The first African American fraternities and sororities were established at the turn of the twentieth century to encourage leadership, racial pride, and academic excellence among black college students confronting the legacy of slavery and the indignities of Jim Crow segregation. With a strong presence that endures on today's campuses, African American fraternities and sororities claim legendary artists, politicians, theologians, inventors, intellectuals, educators, civil rights leaders, and athletes in their ranks.
In this second edition of African American Fraternities and Sororities: The Legacy and the Vision, editors Tamara L. Brown, Gregory S. Parks, and Clarenda M. Phillips have added new chapters that address issues such as the role of Christian values in black Greek-letter organizations and the persistence of hazing.

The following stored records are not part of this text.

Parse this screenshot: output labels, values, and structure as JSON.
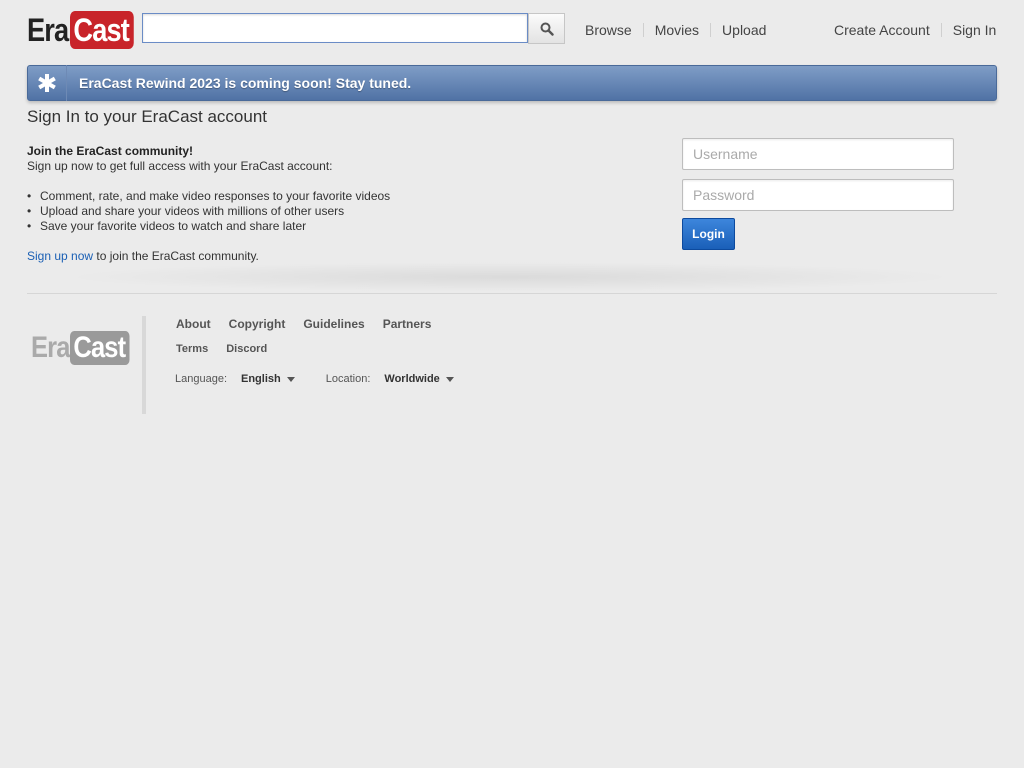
{
  "header": {
    "logo_left": "Era",
    "logo_right": "Cast",
    "search_value": "",
    "search_button_icon": "search-icon",
    "nav_left": [
      "Browse",
      "Movies",
      "Upload"
    ],
    "nav_right": [
      "Create Account",
      "Sign In"
    ]
  },
  "banner": {
    "icon": "asterisk-icon",
    "text": "EraCast Rewind 2023 is coming soon! Stay tuned."
  },
  "main": {
    "title": "Sign In to your EraCast account",
    "join_heading": "Join the EraCast community!",
    "join_subtitle": "Sign up now to get full access with your EraCast account:",
    "benefits": [
      "Comment, rate, and make video responses to your favorite videos",
      "Upload and share your videos with millions of other users",
      "Save your favorite videos to watch and share later"
    ],
    "signup_link": "Sign up now",
    "signup_rest": " to join the EraCast community."
  },
  "login": {
    "username_placeholder": "Username",
    "password_placeholder": "Password",
    "button_label": "Login"
  },
  "footer": {
    "logo_left": "Era",
    "logo_right": "Cast",
    "links_row1": [
      "About",
      "Copyright",
      "Guidelines",
      "Partners"
    ],
    "links_row2": [
      "Terms",
      "Discord"
    ],
    "language_label": "Language:",
    "language_value": "English",
    "location_label": "Location:",
    "location_value": "Worldwide"
  },
  "colors": {
    "brand_red": "#c8242a",
    "banner_blue": "#5f7fb0",
    "link_blue": "#1a5fb4",
    "button_blue": "#2a6fca"
  }
}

Offering an overview of the historical, cultural, political, and social circumstances that have shaped these groups, African American Fraternities and Sororities explores the profound contributions that black Greek-letter organizations and their members have made to America.
New in the second edition: Examination of the relationship between Christian values and organizational identity Investigation of hazing rituals Survey of academic performance in black Greek-letter organizations Discourse on notions of masculinity in black Greek-letter organizations Accounts of the professional lives of black Greek luminaries

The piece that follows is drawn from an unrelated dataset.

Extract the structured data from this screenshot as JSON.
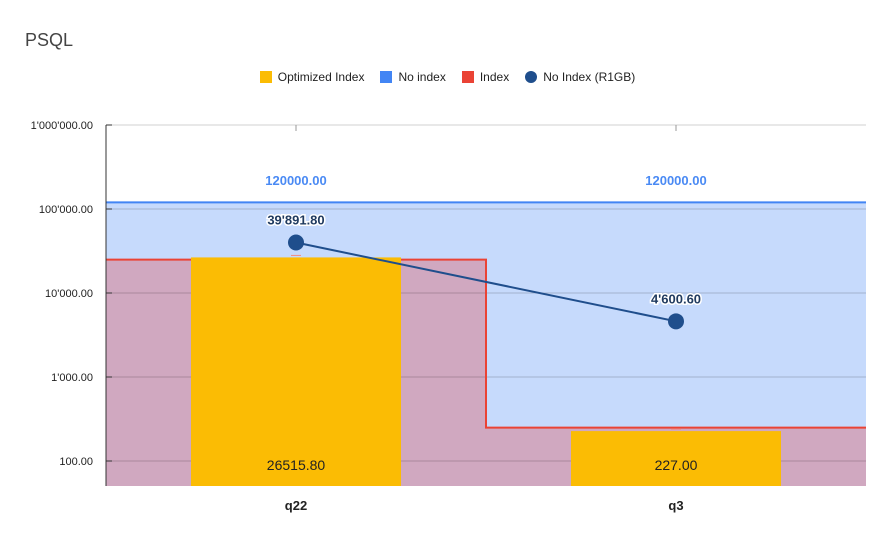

The University Press of Kentucky; February 2012
- ISBN 9780813135816
- Read online, or download in secure PDF or secure EPUB format
- Title: African American Fraternities and Sororities
- Author: Tamara L. Brown (ed.); Gregory S. Parks (ed.); Clarenda M. Phillips (ed.); Gloria Harper Dickinson (contrib.); Craig L. Torbenson (contrib.); Jessica Harris (contrib.); Said Sewell (contrib.); Anne S. Butler (contrib.); William H. Harris (contrib.); Michael H. Washington (contrib.); Cheryl L. Nuñez (contrib.); Andre McKenzie (contrib.); Harris, Robert L., Jr. (contrib.); Crystal Renee Chambers (contrib.); MaryBeth Walpole (contrib.); James III Coaxum (contrib.); Lisa Rasheed (contrib.); Kenneth W. Mack (contrib.); Mindy Stombler (contrib.); Irene Padavic (contrib.); Sandra Mizumoto Posey (contrib.); Marcella Deh (contrib.); Carol D. Branch (contrib.); Marcia D. Hernandez (contrib.); Anita McDaniel (contrib.); LaVerne Gyant (contrib.); Tina Fletcher (contrib.); Tyra Black (contrib.); Joanne Belknap (contrib.); Jennifer Ginsburg (contrib.); Deborah Elizabeth Whaley (contrib.); Rashawn Ray (contrib.); Danielle Heard (contrib.); Ted Ingram (contrib.); Jerryl Briggs (contrib.)
Imprint: The University Press of Kentucky
In The Press
""One of the first scholarly works published on BGLOs, African American Fraternities and Sororities not only provides a history of these overlooked organizations and their impact on America but serves as an unbiased testament to the intellect, dignity, commitment, and courage of the 'Divine Nine' in their struggles against recial injustice." -- Tennessee Historical Commission" --
About The Author
Tamara L. Brown, associate professor of psychology at the University of Kentucky, is a founding member of the Pi Mu chapter of Delta Sigma Theta Sorority at Longwood University in Virginia.Gregory S. Parks, assistant professor of law at Wake Forest University School of Law, is a member of Alpha Phi Alpha Fraternity. He is the editor of Black Greek-Letter Organizations in the 21st Century: Our Fight Has Just Begun and coeditor of Alpha Phi Alpha: A Legacy of Greatness, the Demands of TranscendenceClarenda M. Phillips is professor of sociology and chair of the Department of Sociology, Criminology, and Social Work at Morehead State University.